  1. Hoof It! – The zoom feature is horrible on camera phone. ANY CAMERA PHONE. INLCUDING YOURS. It doesn’t actually zoom. It crops the image to make your subject appear larger. So like any overly cropped image, the final result will appear pixelated. So use your feet and get
    Photo with high dynamic range. I exposed for the sunset, and brought the shadows up just a bit in Photoshop Express.

    closer. Think of it like a prime lens on your super expensive DSLR.

  2. Keep the lens clean!- Smudges and crud will gunk up any lens, including your phone’s. You might not notice a little bit of gunk best to keep things tidy because a lot of dirt or gunk will ruin your photos. Even if you can’t see any dirt particle in your photos, dust and and other things can create a layer that will mute colors and make it harder to expose properly. When you think about it, just wipe the lens off with a lens cloth or if you are in a pinch use a your shirt if its soft. That way your phone is always ready to go.
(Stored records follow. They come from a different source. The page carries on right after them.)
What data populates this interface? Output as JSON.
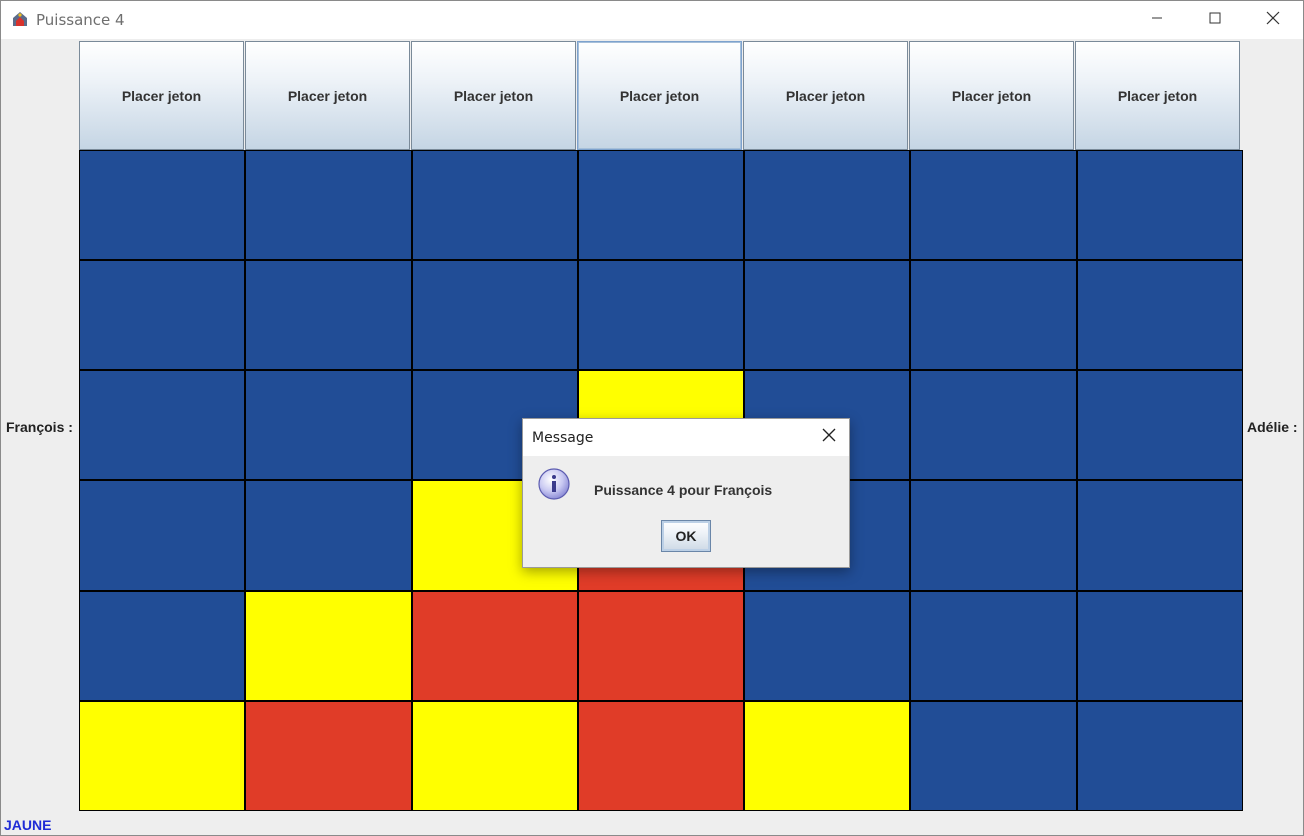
{
  "window": {
    "title": "Puissance 4",
    "icon": "java-cup-icon",
    "controls": [
      "minimize-icon",
      "maximize-icon",
      "close-icon"
    ]
  },
  "players": {
    "left_label": "François :",
    "right_label": "Adélie :"
  },
  "columns": [
    {
      "label": "Placer jeton"
    },
    {
      "label": "Placer jeton"
    },
    {
      "label": "Placer jeton"
    },
    {
      "label": "Placer jeton"
    },
    {
      "label": "Placer jeton"
    },
    {
      "label": "Placer jeton"
    },
    {
      "label": "Placer jeton"
    }
  ],
  "colors": {
    "empty": "#214d96",
    "yellow": "#ffff00",
    "red": "#e03c28",
    "status_text": "#1f2bd6"
  },
  "board": [
    [
      "empty",
      "empty",
      "empty",
      "empty",
      "empty",
      "empty",
      "empty"
    ],
    [
      "empty",
      "empty",
      "empty",
      "empty",
      "empty",
      "empty",
      "empty"
    ],
    [
      "empty",
      "empty",
      "empty",
      "yellow",
      "empty",
      "empty",
      "empty"
    ],
    [
      "empty",
      "empty",
      "yellow",
      "red",
      "empty",
      "empty",
      "empty"
    ],
    [
      "empty",
      "yellow",
      "red",
      "red",
      "empty",
      "empty",
      "empty"
    ],
    [
      "yellow",
      "red",
      "yellow",
      "red",
      "yellow",
      "empty",
      "empty"
    ]
  ],
  "status": {
    "text": "JAUNE"
  },
  "dialog": {
    "title": "Message",
    "icon": "info-icon",
    "message": "Puissance 4 pour François",
    "ok_label": "OK"
  }
}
  3. Watch the Highlights!- The camera on your phone will allow you to adjust the exposure manually. Expose for the sky. Especially if you are shooting at sunrise or sunset. If you shoot the images and your highlights are blown out, then the details there are just gone. A lot like with a regular camera. It is easier to bring up the shadows when editing then to lower the highlights and recreate the colors that were lost. Granted this can be done with a laptop and a good ‘ol raw file but, who the heck is going to do that on their phone?
  4. Download the Photoshop Express App!- Its free! Of course there are features that have to be purchased to unlock, but in my experience, I have never needed to make that purchase. This app gives the option to apply filters (gross) or manually adjust clarity, exposure, highlights, shadows, whites, blacks, temperature, vibrance and saturation. There are others but the ones I listed are the ones I always double check when I use my phone. This app will let you bring back some details in your highlights that might have been lost and raise your shadows a bit. You can crop and straighten here as well. Crop unrestrained or to specifications for popular social media feeds.  
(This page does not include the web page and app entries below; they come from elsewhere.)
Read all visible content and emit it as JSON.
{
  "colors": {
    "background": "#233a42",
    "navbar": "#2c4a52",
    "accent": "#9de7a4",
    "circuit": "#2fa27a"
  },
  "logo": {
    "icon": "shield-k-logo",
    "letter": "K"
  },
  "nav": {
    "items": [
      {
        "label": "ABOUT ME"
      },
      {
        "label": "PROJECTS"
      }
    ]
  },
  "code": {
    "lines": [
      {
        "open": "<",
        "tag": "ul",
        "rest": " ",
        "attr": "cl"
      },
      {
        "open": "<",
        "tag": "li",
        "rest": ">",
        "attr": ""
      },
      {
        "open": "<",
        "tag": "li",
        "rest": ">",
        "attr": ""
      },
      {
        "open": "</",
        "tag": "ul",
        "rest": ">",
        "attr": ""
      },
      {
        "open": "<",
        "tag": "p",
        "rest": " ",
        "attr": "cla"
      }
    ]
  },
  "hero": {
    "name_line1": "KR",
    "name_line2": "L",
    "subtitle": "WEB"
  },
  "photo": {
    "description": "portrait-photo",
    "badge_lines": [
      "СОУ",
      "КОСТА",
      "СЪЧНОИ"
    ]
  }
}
    Because of the wide angle of the phone lens, I am practically in the weeds shooting. Zooming would have caused significant pixelation.
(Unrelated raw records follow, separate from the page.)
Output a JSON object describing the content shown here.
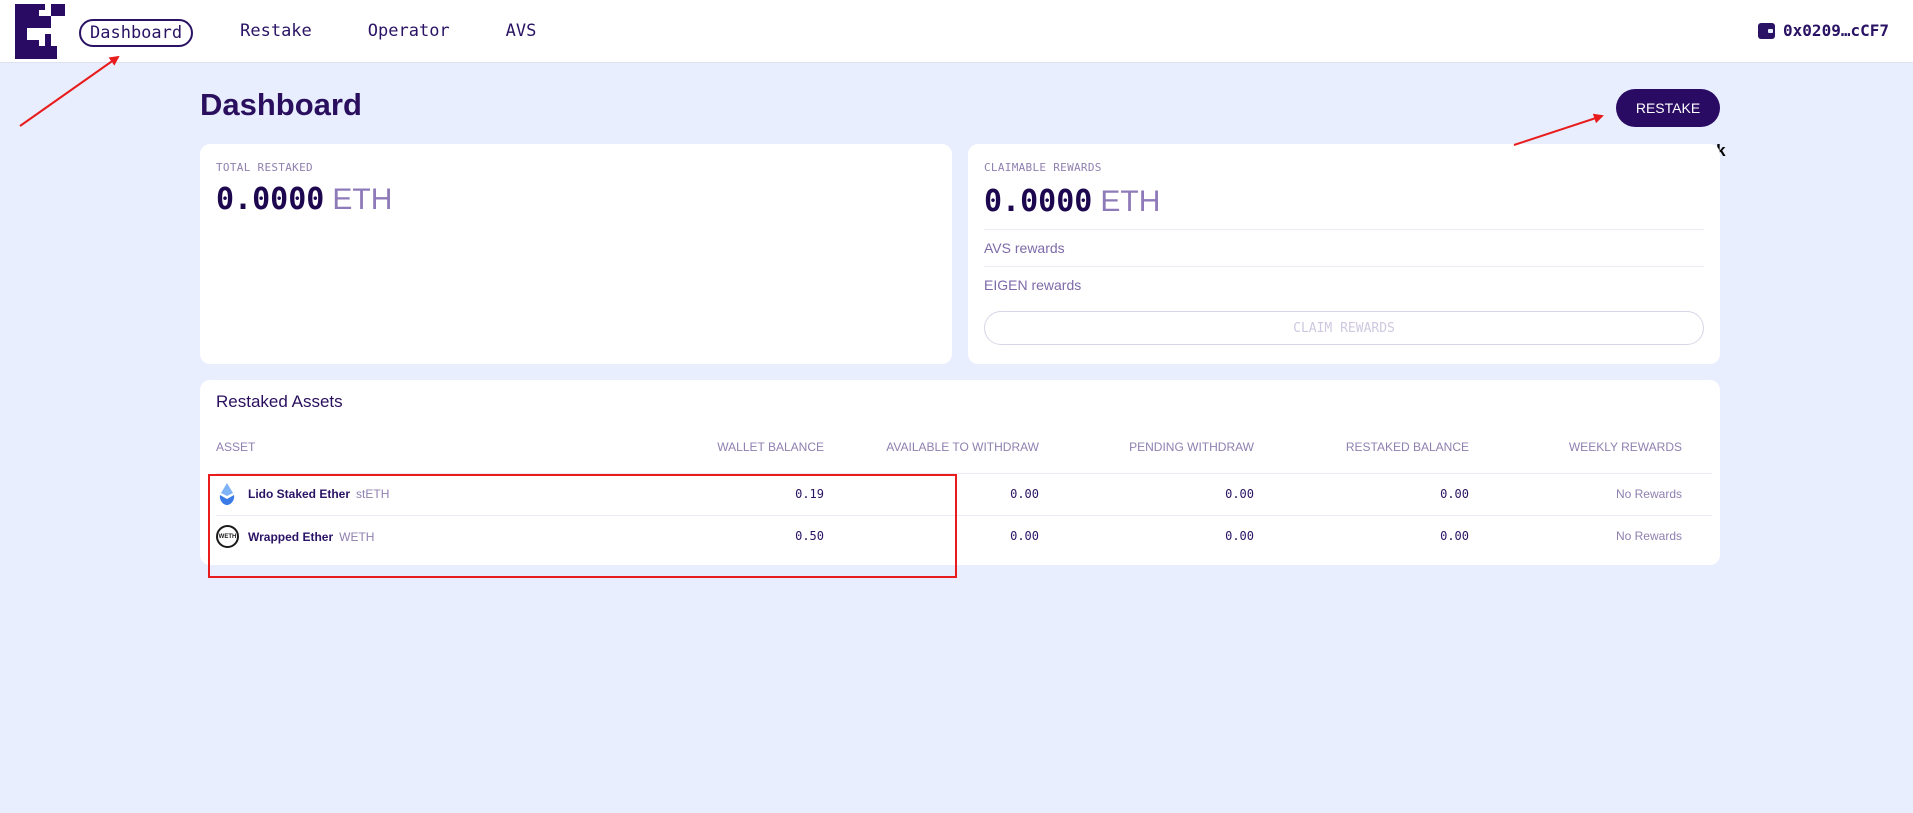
{
  "nav": {
    "items": [
      {
        "label": "Dashboard",
        "active": true
      },
      {
        "label": "Restake",
        "active": false
      },
      {
        "label": "Operator",
        "active": false
      },
      {
        "label": "AVS",
        "active": false
      }
    ],
    "wallet_address": "0x0209…cCF7"
  },
  "page": {
    "title": "Dashboard",
    "restake_button": "RESTAKE",
    "annotation": "Click"
  },
  "total_restaked": {
    "label": "TOTAL RESTAKED",
    "value": "0.0000",
    "unit": "ETH"
  },
  "claimable": {
    "label": "CLAIMABLE REWARDS",
    "value": "0.0000",
    "unit": "ETH",
    "rows": [
      "AVS rewards",
      "EIGEN rewards"
    ],
    "claim_button": "CLAIM REWARDS"
  },
  "assets": {
    "title": "Restaked Assets",
    "columns": [
      "ASSET",
      "WALLET BALANCE",
      "AVAILABLE TO WITHDRAW",
      "PENDING WITHDRAW",
      "RESTAKED BALANCE",
      "WEEKLY REWARDS"
    ],
    "rows": [
      {
        "name": "Lido Staked Ether",
        "symbol": "stETH",
        "icon": "steth-icon",
        "wallet": "0.19",
        "available": "0.00",
        "pending": "0.00",
        "restaked": "0.00",
        "weekly": "No Rewards"
      },
      {
        "name": "Wrapped Ether",
        "symbol": "WETH",
        "icon": "weth-icon",
        "icon_text": "WETH",
        "wallet": "0.50",
        "available": "0.00",
        "pending": "0.00",
        "restaked": "0.00",
        "weekly": "No Rewards"
      }
    ]
  },
  "colors": {
    "background": "#e8eefd",
    "primary": "#2a0b63",
    "muted": "#8f80b0",
    "annotation_red": "#e81c1c"
  }
}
  5. BONUS!- You can set a watermark in your Photoshop app, so there will be no doubt about who took that fantastic photo everyone has been sharing on Facebook.

This will get you started. It’s nowhere near a comprehensive look at mobile photography. If it was you’d forget 90% of it anyway. I know I would. I did actually….